Chasing River

Chasing River is a book I can see myself reading over and over again. In fact, I just finished reading it for the second time. It is the third installment in K.A Tucker’s “Burying Water” series, and I am absolutely obsessed with it. I don’t know if it’s the romance, or the danger, or the traveling, or the totally hot Irish guy, but this one had me hooked as soon as I started it. I love the fact that the story is told from multiple points of view, so that you are able to gain insight into both Amber AND River as characters-separately, and together. I love that the story takes place in Ireland, as it is one destination I would really like to visit. I found myself hanging on to every detail of every landmark or tourist attraction being described, and pictured seeing it for myself one day. I also really love the characters in this book. Each one had his/her place in the book, and it made sense for them to be there.
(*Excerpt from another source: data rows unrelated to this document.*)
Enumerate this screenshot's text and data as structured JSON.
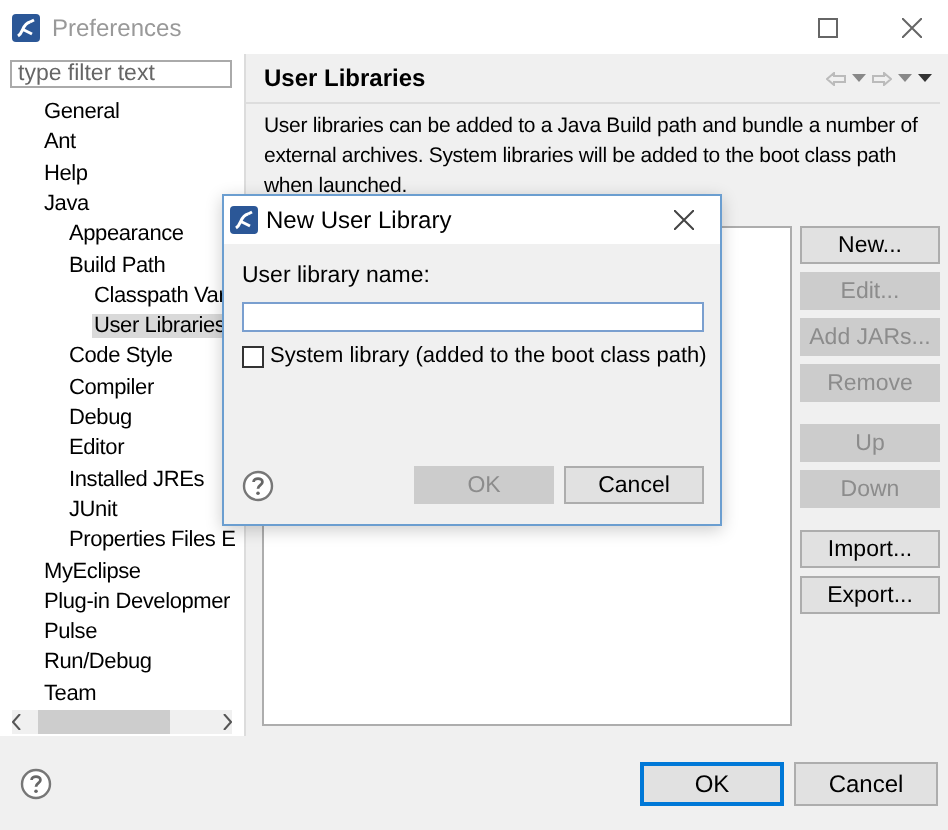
{
  "window": {
    "title": "Preferences"
  },
  "filter": {
    "placeholder": "type filter text"
  },
  "tree": [
    {
      "label": "General",
      "selected": false
    },
    {
      "label": "Ant",
      "selected": false
    },
    {
      "label": "Help",
      "selected": false
    },
    {
      "label": "Java",
      "selected": false,
      "children": [
        {
          "label": "Appearance",
          "selected": false
        },
        {
          "label": "Build Path",
          "selected": false,
          "children": [
            {
              "label": "Classpath Var",
              "selected": false
            },
            {
              "label": "User Libraries",
              "selected": true
            }
          ]
        },
        {
          "label": "Code Style",
          "selected": false
        },
        {
          "label": "Compiler",
          "selected": false
        },
        {
          "label": "Debug",
          "selected": false
        },
        {
          "label": "Editor",
          "selected": false
        },
        {
          "label": "Installed JREs",
          "selected": false
        },
        {
          "label": "JUnit",
          "selected": false
        },
        {
          "label": "Properties Files E",
          "selected": false
        }
      ]
    },
    {
      "label": "MyEclipse",
      "selected": false
    },
    {
      "label": "Plug-in Developmer",
      "selected": false
    },
    {
      "label": "Pulse",
      "selected": false
    },
    {
      "label": "Run/Debug",
      "selected": false
    },
    {
      "label": "Team",
      "selected": false
    }
  ],
  "page": {
    "title": "User Libraries",
    "description": "User libraries can be added to a Java Build path and bundle a number of external archives. System libraries will be added to the boot class path when launched.",
    "button_groups": [
      [
        {
          "label": "New...",
          "disabled": false
        },
        {
          "label": "Edit...",
          "disabled": true
        },
        {
          "label": "Add JARs...",
          "disabled": true
        },
        {
          "label": "Remove",
          "disabled": true
        }
      ],
      [
        {
          "label": "Up",
          "disabled": true
        },
        {
          "label": "Down",
          "disabled": true
        }
      ],
      [
        {
          "label": "Import...",
          "disabled": false
        },
        {
          "label": "Export...",
          "disabled": false
        }
      ]
    ]
  },
  "footer": {
    "buttons": [
      {
        "label": "OK",
        "default": true
      },
      {
        "label": "Cancel",
        "default": false
      }
    ]
  },
  "dialog": {
    "title": "New User Library",
    "field_label": "User library name:",
    "checkbox": {
      "label": "System library (added to the boot class path)",
      "checked": false
    },
    "buttons": [
      {
        "label": "OK",
        "disabled": true
      },
      {
        "label": "Cancel",
        "disabled": false
      }
    ]
  }
}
One of the secondary characters (Ivy), is actually cast as the main character in the Fourth Installment “Surviving Ice.” All in all, I love it!! If you’re looking for a series with  a storyline that’s not just romance based, give this one a shot. “Burying Water” is the first, and I promise it won’t disappoint. And once you get there, let me know how you feel about “Chasing River.” I hope you enjoy it as much as I did.